From the Vimeo site on the project:

lights on is an audio visual performance created for the Ars Electronica museum in Linz, Austria, which has a facade that contains 1085 LED controllable windows. The windows’ colors are changed in realtime with music that’s broadcasted on speakers surrounding the building.

visuals coded in openframeworks by zachary lieberman, joel gethin lewis and damian stewart (yesyesno). music by daito manabe, with support from Taeji Sawai and Kyoko Koyama. we made this in three days :)

the performance is approximately 10 minutes long. this is an edit. also, we’ve recorded the output from the software (audio / OSC) and this performance can be replayed in the future for events, etc.

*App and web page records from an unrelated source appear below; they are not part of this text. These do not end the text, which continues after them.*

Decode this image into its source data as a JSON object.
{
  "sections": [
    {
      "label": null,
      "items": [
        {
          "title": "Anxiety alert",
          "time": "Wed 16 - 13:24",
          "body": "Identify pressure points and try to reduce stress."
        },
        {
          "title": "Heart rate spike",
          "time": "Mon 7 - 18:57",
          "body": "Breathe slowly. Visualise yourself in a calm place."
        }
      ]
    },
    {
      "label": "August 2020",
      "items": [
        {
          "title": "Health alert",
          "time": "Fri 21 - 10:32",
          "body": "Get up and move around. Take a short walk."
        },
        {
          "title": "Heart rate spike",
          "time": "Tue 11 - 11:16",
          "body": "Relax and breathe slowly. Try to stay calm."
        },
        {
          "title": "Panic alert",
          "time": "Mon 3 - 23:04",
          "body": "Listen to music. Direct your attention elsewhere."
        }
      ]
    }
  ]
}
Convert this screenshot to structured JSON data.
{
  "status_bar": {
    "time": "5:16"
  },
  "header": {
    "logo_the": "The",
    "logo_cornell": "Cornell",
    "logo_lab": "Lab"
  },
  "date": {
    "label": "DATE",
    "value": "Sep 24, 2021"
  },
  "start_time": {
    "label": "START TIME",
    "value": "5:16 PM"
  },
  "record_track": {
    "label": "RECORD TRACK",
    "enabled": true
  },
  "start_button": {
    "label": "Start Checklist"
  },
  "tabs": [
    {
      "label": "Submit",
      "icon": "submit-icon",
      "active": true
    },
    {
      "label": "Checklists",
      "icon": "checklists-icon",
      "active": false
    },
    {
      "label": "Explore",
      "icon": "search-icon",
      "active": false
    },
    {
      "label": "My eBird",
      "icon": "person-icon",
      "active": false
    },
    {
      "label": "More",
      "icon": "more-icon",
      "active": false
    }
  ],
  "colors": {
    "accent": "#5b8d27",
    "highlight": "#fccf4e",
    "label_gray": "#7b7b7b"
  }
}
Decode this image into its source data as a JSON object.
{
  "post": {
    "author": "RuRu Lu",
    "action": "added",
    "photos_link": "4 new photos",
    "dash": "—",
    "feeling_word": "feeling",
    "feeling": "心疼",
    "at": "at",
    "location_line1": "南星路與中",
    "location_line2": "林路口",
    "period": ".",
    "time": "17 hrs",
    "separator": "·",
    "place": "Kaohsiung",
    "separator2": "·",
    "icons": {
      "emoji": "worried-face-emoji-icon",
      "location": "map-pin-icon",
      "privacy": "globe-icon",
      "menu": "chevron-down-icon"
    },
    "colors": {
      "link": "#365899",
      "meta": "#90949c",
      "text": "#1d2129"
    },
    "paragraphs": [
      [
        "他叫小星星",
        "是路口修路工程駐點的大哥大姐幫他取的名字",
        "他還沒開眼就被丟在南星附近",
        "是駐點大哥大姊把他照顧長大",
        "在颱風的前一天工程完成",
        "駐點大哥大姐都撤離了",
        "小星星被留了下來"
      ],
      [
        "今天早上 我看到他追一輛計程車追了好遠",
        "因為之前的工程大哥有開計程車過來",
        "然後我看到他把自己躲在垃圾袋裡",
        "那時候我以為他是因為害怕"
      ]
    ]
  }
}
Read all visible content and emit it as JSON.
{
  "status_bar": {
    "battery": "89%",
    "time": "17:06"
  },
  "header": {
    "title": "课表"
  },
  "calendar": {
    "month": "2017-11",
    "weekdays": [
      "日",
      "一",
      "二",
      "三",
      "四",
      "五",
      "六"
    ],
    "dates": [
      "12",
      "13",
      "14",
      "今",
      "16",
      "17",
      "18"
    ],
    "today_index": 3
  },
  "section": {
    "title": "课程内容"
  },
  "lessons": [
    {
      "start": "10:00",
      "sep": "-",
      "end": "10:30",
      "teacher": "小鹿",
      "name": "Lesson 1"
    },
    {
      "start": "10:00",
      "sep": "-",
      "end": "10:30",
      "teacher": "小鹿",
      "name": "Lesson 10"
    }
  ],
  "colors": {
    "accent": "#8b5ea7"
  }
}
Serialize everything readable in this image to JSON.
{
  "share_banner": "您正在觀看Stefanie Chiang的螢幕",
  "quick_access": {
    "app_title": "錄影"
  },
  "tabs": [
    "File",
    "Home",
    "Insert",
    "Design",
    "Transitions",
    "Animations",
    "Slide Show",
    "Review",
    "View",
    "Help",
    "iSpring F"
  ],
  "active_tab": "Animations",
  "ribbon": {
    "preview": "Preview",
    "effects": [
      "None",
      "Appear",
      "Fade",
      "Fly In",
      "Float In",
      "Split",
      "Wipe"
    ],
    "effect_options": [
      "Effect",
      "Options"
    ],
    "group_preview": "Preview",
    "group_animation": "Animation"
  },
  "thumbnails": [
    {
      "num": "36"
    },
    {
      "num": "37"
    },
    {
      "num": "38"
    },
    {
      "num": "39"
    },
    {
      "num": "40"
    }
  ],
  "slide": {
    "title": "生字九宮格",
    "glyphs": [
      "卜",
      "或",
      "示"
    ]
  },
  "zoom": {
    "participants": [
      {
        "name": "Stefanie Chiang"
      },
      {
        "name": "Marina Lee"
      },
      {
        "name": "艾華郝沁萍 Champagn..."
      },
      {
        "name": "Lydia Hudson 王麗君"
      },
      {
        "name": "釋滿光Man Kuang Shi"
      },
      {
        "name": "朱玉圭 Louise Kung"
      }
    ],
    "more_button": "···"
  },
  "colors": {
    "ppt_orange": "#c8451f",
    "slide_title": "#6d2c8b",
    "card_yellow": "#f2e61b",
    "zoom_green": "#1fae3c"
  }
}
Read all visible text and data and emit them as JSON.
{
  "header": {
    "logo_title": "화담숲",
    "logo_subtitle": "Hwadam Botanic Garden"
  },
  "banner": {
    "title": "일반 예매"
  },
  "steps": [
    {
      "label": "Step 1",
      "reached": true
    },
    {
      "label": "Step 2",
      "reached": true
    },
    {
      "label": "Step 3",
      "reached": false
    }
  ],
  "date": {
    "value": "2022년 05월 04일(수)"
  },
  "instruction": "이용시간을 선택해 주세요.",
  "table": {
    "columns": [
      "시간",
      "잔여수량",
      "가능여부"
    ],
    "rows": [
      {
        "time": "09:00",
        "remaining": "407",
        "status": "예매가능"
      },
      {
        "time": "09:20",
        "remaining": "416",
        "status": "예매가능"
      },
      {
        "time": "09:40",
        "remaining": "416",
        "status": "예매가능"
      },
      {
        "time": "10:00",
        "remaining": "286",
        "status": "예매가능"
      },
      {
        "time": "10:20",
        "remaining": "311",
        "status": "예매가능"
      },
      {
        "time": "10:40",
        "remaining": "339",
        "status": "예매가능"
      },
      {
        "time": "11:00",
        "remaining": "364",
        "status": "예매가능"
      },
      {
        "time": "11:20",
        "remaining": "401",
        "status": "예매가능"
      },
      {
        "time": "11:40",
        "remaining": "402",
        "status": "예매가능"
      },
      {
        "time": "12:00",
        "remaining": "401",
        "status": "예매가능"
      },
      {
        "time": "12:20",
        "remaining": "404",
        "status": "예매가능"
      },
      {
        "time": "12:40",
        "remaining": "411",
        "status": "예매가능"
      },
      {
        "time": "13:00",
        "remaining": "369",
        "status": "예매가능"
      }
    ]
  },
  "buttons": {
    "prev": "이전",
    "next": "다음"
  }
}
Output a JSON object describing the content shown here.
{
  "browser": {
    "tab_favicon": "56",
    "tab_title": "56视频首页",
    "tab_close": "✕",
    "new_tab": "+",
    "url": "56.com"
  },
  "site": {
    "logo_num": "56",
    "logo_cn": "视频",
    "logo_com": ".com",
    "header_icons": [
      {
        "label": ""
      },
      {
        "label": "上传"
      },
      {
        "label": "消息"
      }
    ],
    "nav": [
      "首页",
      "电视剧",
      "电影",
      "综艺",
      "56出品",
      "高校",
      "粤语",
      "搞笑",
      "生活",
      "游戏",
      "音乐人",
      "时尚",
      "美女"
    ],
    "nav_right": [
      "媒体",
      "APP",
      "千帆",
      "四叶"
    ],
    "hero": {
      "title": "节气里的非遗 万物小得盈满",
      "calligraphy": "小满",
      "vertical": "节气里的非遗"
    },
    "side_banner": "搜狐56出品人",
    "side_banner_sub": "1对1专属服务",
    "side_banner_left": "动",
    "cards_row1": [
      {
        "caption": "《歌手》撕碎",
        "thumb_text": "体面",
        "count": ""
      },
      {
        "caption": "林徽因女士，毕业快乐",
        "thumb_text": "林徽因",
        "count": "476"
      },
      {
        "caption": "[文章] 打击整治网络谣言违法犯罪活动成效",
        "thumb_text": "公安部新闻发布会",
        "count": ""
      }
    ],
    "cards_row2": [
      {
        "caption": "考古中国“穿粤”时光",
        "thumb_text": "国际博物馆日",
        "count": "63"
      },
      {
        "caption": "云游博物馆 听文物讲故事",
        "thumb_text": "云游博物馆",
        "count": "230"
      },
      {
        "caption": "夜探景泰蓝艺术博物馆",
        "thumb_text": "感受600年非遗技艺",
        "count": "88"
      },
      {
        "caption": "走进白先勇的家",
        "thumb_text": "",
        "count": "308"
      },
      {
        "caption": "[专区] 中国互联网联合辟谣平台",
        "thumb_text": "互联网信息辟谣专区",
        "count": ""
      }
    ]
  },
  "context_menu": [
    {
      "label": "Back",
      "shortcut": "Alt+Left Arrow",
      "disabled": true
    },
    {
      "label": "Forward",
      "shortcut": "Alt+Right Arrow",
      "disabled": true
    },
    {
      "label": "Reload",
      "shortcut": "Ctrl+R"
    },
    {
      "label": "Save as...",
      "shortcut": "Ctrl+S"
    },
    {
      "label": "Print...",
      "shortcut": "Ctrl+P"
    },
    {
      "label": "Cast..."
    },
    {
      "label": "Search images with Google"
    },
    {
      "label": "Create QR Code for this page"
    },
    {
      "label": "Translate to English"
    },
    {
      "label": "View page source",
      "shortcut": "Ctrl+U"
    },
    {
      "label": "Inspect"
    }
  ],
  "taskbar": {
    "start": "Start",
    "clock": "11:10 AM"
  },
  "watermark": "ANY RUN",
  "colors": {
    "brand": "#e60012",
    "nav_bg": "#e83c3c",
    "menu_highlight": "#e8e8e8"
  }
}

special thanks to the awesome ars electronica / futurelab crew, (maria, wolfgang, andreas, ramsay, horst, gerfried, maff, christopher and everyone else), also iris mayer, carolina vallejo, and rhizomatiks for helping make this possible. also a huge thanks to the excellent technicians Multivision who installed this system: is.gd/BnCy. some info about the install here: is.gd/BkP2

openframeworks.cc / daito.ws / frey.co.nz / joelgethinlewis.com / aec.at

Check out this video – Oh, I want to do this with some good folks like these.  Dreams of living architecture always fill my brain…


Thanks, VJ.TV!